# [Task instructions]
The answer should contain all of the records below, each one copied word for word.

# [Given entries]

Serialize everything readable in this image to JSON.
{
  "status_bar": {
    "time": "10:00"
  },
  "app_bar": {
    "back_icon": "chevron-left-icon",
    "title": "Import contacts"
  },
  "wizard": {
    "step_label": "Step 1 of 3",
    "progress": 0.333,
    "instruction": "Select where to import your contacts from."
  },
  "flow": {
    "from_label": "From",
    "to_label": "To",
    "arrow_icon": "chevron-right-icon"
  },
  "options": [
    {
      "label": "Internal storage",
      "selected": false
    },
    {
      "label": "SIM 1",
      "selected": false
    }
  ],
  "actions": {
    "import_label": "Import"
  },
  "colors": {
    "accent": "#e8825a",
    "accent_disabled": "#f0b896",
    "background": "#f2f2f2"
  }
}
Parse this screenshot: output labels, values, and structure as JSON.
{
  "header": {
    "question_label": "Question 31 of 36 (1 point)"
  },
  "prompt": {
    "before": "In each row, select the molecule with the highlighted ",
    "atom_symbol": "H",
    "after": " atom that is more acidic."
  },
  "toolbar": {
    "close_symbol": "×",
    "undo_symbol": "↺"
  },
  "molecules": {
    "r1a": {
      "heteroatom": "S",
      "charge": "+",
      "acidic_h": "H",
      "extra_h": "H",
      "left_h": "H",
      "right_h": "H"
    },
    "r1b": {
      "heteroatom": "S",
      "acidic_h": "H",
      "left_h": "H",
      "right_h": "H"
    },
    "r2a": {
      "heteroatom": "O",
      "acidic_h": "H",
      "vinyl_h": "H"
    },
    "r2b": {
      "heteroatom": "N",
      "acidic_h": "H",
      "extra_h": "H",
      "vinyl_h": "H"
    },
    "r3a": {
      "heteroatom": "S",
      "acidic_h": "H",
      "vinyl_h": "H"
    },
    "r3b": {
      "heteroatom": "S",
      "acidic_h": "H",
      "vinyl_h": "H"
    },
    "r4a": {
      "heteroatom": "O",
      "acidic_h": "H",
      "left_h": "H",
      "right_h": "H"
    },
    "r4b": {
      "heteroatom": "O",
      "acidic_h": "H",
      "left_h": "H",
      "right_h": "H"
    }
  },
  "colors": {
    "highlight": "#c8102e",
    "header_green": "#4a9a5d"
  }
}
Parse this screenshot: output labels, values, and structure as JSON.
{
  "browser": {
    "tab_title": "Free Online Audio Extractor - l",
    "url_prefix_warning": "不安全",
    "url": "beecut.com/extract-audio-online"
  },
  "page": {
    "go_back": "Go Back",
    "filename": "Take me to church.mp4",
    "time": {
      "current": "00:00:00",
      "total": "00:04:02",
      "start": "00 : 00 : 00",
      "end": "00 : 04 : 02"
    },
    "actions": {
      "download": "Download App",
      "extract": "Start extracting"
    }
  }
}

# [Your response]
Serialize everything readable in this image to JSON.
{
  "status_bar": {
    "time": "10:00"
  },
  "app_bar": {
    "back_icon": "chevron-left-icon",
    "title": "Import contacts"
  },
  "wizard": {
    "step_label": "Step 1 of 3",
    "progress": 0.333,
    "instruction": "Select where to import your contacts from."
  },
  "flow": {
    "from_label": "From",
    "to_label": "To",
    "arrow_icon": "chevron-right-icon"
  },
  "options": [
    {
      "label": "Internal storage",
      "selected": false
    },
    {
      "label": "SIM 1",
      "selected": false
    }
  ],
  "actions": {
    "import_label": "Import"
  },
  "colors": {
    "accent": "#e8825a",
    "accent_disabled": "#f0b896",
    "background": "#f2f2f2"
  }
}
Parse this screenshot: output labels, values, and structure as JSON.
{
  "header": {
    "question_label": "Question 31 of 36 (1 point)"
  },
  "prompt": {
    "before": "In each row, select the molecule with the highlighted ",
    "atom_symbol": "H",
    "after": " atom that is more acidic."
  },
  "toolbar": {
    "close_symbol": "×",
    "undo_symbol": "↺"
  },
  "molecules": {
    "r1a": {
      "heteroatom": "S",
      "charge": "+",
      "acidic_h": "H",
      "extra_h": "H",
      "left_h": "H",
      "right_h": "H"
    },
    "r1b": {
      "heteroatom": "S",
      "acidic_h": "H",
      "left_h": "H",
      "right_h": "H"
    },
    "r2a": {
      "heteroatom": "O",
      "acidic_h": "H",
      "vinyl_h": "H"
    },
    "r2b": {
      "heteroatom": "N",
      "acidic_h": "H",
      "extra_h": "H",
      "vinyl_h": "H"
    },
    "r3a": {
      "heteroatom": "S",
      "acidic_h": "H",
      "vinyl_h": "H"
    },
    "r3b": {
      "heteroatom": "S",
      "acidic_h": "H",
      "vinyl_h": "H"
    },
    "r4a": {
      "heteroatom": "O",
      "acidic_h": "H",
      "left_h": "H",
      "right_h": "H"
    },
    "r4b": {
      "heteroatom": "O",
      "acidic_h": "H",
      "left_h": "H",
      "right_h": "H"
    }
  },
  "colors": {
    "highlight": "#c8102e",
    "header_green": "#4a9a5d"
  }
}
Parse this screenshot: output labels, values, and structure as JSON.
{
  "browser": {
    "tab_title": "Free Online Audio Extractor - l",
    "url_prefix_warning": "不安全",
    "url": "beecut.com/extract-audio-online"
  },
  "page": {
    "go_back": "Go Back",
    "filename": "Take me to church.mp4",
    "time": {
      "current": "00:00:00",
      "total": "00:04:02",
      "start": "00 : 00 : 00",
      "end": "00 : 04 : 02"
    },
    "actions": {
      "download": "Download App",
      "extract": "Start extracting"
    }
  }
}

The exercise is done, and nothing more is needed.